Feb 13, Cairo: Revolutions don’t reserve the right to admission; everyone’s welcome, including those they rise against, the more the merrier. Revolutions, as opposed to coups d’etat, are driven not by the dark deceit of a few but by the daring embrace of the many. They aren’t hatched in the shadowy backrooms of power, they are audacious things that roam the streets and arrive to explode at power’s guarded precincts: a palace, a prisonhouse, a wall, a ship deck, or, as in Egypt the past fortnight, a townsquare. They can’t be a crafted plot, they are a propulsion force laser-guided by the unjust nature of things. Revolutions don’t demand rights to admission. They erupt, the rest follows.

Egyptian Troops take a briefing before deploying in Zamalek, Central Cairo
Egyptian Troops take a briefing before deploying in Zamalek, Central Cairo

On my fourth evening at Tahrir Square last week, I lapsed into an error of judgement induced by critical gaps in my understanding of how revolutions work. There isn’t a standard guide anywhere on revolutionary symptoms and practices, of course, that reporters tasked to the ringside can pack in their in-flight bags; there probably can’t be.

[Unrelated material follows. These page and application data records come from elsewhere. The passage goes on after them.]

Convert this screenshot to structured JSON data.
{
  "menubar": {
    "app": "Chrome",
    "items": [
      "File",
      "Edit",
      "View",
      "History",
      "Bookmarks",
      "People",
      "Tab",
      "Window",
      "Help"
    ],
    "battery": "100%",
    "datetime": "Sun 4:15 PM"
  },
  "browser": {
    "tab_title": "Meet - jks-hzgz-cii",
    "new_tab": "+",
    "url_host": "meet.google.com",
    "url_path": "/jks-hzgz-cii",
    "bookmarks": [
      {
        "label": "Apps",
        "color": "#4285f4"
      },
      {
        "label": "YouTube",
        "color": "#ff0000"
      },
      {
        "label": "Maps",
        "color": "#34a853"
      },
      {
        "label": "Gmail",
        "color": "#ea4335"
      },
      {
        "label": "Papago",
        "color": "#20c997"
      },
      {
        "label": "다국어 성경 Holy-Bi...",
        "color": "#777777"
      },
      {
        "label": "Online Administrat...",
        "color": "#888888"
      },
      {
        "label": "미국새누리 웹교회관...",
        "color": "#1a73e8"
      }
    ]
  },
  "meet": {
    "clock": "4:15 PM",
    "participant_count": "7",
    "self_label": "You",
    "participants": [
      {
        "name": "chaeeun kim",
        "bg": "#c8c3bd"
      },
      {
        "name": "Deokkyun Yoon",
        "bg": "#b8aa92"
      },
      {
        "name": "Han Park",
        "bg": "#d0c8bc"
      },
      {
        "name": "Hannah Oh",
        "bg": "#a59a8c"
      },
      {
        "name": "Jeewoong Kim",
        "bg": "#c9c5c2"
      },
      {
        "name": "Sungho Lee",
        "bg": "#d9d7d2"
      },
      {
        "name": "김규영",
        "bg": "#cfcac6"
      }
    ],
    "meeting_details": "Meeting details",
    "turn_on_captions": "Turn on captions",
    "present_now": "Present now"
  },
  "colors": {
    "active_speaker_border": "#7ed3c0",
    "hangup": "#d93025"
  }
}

Revolutions are not science, they are, if anything, a work of art in progress. But art is probably more demanding of understanding and interpretation because formulas don’t fit. Between one revolution and another very little fits. Mikhail Gorbachev survived to become extant world statesman, Nicolai Ceaucescu ended up shot and strung on a pole.

On the other hand, between a failed revolution and a successful one, a lot can seem similar. Tiananmen and Tahrir both began with angered youth facing off against tanks in the capital’s heart. They probably rolled over that one man — and much more — who stood in the tank’s path in that iconic photograph from Tiananmen; at Tahrir, human bodies rolled into the treads of tanks to immobilise them.

Continue reading “How I made a mistake and then realised breathing free itself was the revolution”